Utility of work to others and relevance within and beyond the field?
This work is important because antimalarial drug resistance has been an ongoing issue of concern for much of the 20th century and now 21st century. Further, this resistance emergence is not equitably distributed across biogeographic regions, with South America and Southeast Asia experiencing much of the burden of this resistance emergence. Not only can widespread resistant strains be traced back to these two relatively low-transmission regions, but these strains remain at high frequency even after drug treatment ceases.
Reviewer #2 (Public Review):
The evolution of resistance to antimalarial drugs follows a seemingly counterintuitive pattern, in which resistant strains typically originate in regions where malaria prevalence is relatively low. Previous investigations have suggested that frequent exposures in high-prevalence regions produce high levels of partial immunity in the host population, leading to subclinical infections that go untreated. These subclinical infections serve as refuges for sensitive strains, maintaining them in the population. Prior investigations have supported this hypothesis; however, many of them excluded important dynamics, and the results cannot be generalized. The authors have taken a novel approach using a deterministic model that includes both general and adaptive immunity. They find that high levels of population immunity produce refuges, maintaining the sensitive strains and allowing them to outcompete resistant strains. While general population immunity contributed, adaptive immunity is key to reproducing empirical patterns. These results are robust across a range of fitness costs, treatment rates, and resistance efficacies. Given sufficient antigenic diversity and high transmission, sensitive parasites remain in circulation even when there is no cost to resistance. This work demonstrates that future investigations cannot overlook adaptive immunity and antigenic diversity.
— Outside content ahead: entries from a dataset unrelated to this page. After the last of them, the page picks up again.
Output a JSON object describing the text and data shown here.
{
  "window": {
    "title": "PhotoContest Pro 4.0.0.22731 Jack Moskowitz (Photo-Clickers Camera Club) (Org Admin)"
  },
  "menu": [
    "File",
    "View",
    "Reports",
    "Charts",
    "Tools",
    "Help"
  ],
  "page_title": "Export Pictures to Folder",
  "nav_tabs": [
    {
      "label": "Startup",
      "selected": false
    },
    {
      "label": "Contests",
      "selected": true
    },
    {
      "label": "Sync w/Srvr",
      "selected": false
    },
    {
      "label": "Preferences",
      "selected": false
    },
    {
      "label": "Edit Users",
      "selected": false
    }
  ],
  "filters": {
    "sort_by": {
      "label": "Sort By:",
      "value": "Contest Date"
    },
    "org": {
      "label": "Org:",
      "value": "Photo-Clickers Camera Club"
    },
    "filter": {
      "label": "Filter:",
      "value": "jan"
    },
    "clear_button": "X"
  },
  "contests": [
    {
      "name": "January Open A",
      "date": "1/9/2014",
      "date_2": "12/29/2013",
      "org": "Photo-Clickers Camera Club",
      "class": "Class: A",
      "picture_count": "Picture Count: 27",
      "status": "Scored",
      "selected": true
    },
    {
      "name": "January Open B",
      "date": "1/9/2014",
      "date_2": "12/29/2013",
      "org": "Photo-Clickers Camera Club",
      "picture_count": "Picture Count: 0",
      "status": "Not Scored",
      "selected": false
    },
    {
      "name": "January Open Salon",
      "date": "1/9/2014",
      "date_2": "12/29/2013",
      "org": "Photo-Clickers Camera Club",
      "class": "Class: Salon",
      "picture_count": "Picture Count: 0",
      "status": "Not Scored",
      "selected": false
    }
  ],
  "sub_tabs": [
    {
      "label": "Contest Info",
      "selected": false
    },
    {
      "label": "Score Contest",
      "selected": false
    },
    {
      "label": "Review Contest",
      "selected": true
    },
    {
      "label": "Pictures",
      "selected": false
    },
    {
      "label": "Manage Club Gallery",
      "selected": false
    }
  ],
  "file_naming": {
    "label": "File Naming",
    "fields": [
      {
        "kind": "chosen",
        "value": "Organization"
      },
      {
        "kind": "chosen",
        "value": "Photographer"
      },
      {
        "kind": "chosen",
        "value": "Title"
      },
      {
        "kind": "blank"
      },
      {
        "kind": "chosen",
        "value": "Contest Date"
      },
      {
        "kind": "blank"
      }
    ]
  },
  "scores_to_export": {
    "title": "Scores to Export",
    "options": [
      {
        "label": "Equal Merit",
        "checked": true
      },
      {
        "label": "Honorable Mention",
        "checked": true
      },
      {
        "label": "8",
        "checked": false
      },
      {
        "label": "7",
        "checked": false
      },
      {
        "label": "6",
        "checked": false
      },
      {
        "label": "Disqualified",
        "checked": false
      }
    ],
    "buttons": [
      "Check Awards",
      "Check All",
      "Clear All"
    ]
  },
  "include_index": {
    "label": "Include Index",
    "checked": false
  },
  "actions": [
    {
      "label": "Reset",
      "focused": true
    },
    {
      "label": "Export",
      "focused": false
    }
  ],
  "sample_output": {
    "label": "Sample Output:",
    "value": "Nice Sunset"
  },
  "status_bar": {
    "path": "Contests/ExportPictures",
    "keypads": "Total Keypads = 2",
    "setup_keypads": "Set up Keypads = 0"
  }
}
Overall, this is a very nice paper that makes a significant contribution to the field. It is well-framed within the body of literature and achieves its goal of providing a generalizable, unifying explanation for otherwise disparate investigations. The model is innovative. The approach is elegant and rigorous, with results that are supported across a broad range of parameters when considered within an equilibrium setting. Their exploration of geographical patterns of resistance makes the results of their simulations even more compelling. As such, this work will likely serve as a foundation for many future investigations.
Although the authors model resistance invasion, it does not align with empirical observations of the spread of resistance. For example, Plasmodium's mutation rate and population size mean that mutations providing chloroquine resistance should arise repeatedly even within a single infection. Nevertheless, Africa remained free of chloroquine resistant strains until a lineage was introduced from Asia. Upon introduction, it spread across the continent within ten years. The difference between the fate of chloroquine resistance originating in Africa versus chloroquine resistance originating in Asia cannot be attributed to changes in population immunity and treatment.
The source of this disparity may be in part attributable to the use of a deterministic, compartmental model, as the authors mention in the discussion. Strains are not explicitly modeled. This means that in terms of the distribution of strain diversity, the resistant and the sensitive compartments are identical, and the locus determining resistance is equally distributed across all strain backgrounds. However, substantial rates of linkage disequilibrium and clonal reproduction are found even in high transmission settings. The model assumptions may be met at equilibrium, but are not appropriate for most scenarios involving the invasion of a rare mutation.